One time a Survivor crew member's iPod was stolen. The thieves were beat up by one of the Elders and then hauled off to jail on the larger island of Raro. That's about it for crime.
Clear, clean water.
My Mom has a system which collects rain water. It rains quite a bit on the island, but it's usually that warm tropical rain, which I love. In my Mom's home, the water we drink and shower in is incredibly pure. Every time I visit, it's a shock because my body is so used to showering in hard- ass chlorine contaminated city water.
No planes flying over head.
There is one plane that flies to the larger island (Rarotonga). From Raro you take an Air New Zealand flight to get back to the States. The plane that goes to Raro flies two times a day a few times per week and that's it. Other than that, there are no planes or helicopters flying overhead, ever. Because of this, there are no chem-trials either.
No GMO (genetically modified) food.
The soil is not contaminated on Aitutaki like it is in the USA. No one uses pesticides so you can actually harvest food and eat it right off the tree/ vine.
There are a lot of kids on the island. There is not much to do. There are no movie theaters or thrift stores or anything like that. So I think all that's left is to make babies, swim, fish and watch TV. I could never live here long term because after a while I would get bored out of my mind. But unlike America, there is a lot of space and land between most houses. There is no apartment living so you never feel like you are living right on top of someone else. There is plenty of space to expand your energy and breathe freely on the island. There are tons of beautiful places to be alone, relax and free your mind in nature. You can take a boat out to one of the smaller uninhabited islands for the day. Usually, you will be the only person there.
That's right folks! There are no property taxes, no regular health care payments; none of that. All the people have to pay for is their utilities, internet and phone (if they have it), and living expenses. Any money you have can last you much longer on the island than it ever could in the United States.
Land is passed down from generation to generation.
You can't buy or sell land on the island. Owners can lease their land but that's it. No government (or bank) can step in and take land from any one unless they used their land as leverage to get money from the bank and could not pay the note. But people really only borrow from the bank when they want to start a business.
Solar powered water heaters.
A lot of homes have solar powered water heaters. Again, this is a catch 22. If there is no sun, there's no hot water. But since it's a tropical climate, there's usually sun.
Simple, slower-paced living.
This is another huge favorite of mine. There are no Gucci wearing high rollers on the island. People don't even paint their nails or anything like that (not usually). If you were to show off with those kind of things, islanders would know you're a tourist and you would be seen as gaudy and brazen. Here, no one gives a crap what you have on or how your hair looks. To me, this is heavenly.
Also, life on the island is so much slower. Another reason I stay for an entire month is because it takes me 2 weeks just to decompress from the pace of Los Angeles.

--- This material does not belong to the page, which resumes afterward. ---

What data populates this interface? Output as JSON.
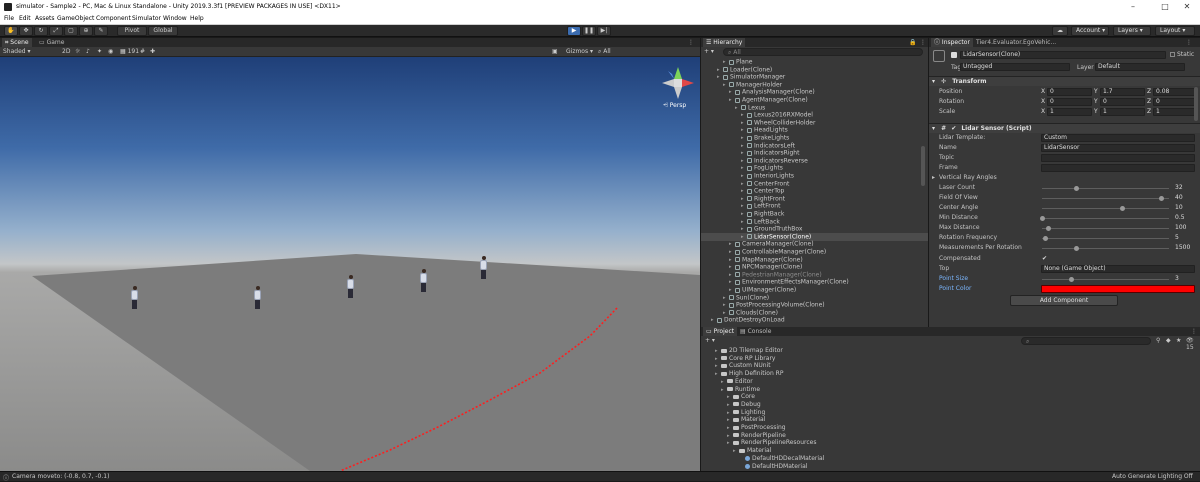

Aitutaki runs at a snails pace compared to L.A. and New York.
Some things cost less.
Having custom made clothes on the island costs less money and time than in the States. People on the island need much less money to live on because there are no real bills to pay so labor is much less expensive.
The color of the water.
The color of the water is beyond amazing. The deeper the water, the darker the color. The water is varying shades of turquoise and blue. Sometimes the water is neon turquoise and the surf looks silver.
My mind is much clearer on Aitutaki.
In L.A. there are millions of people thinking mostly negative thoughts about their perceived lack and problems. Individual consciousness is always affected by mass consciousness. Since Aitutaki only has 1,200 people, a slow pace of living, and lots of land space, I feel like my thoughts are completely my own. It's easier to remain centered, free of stress and relaxed.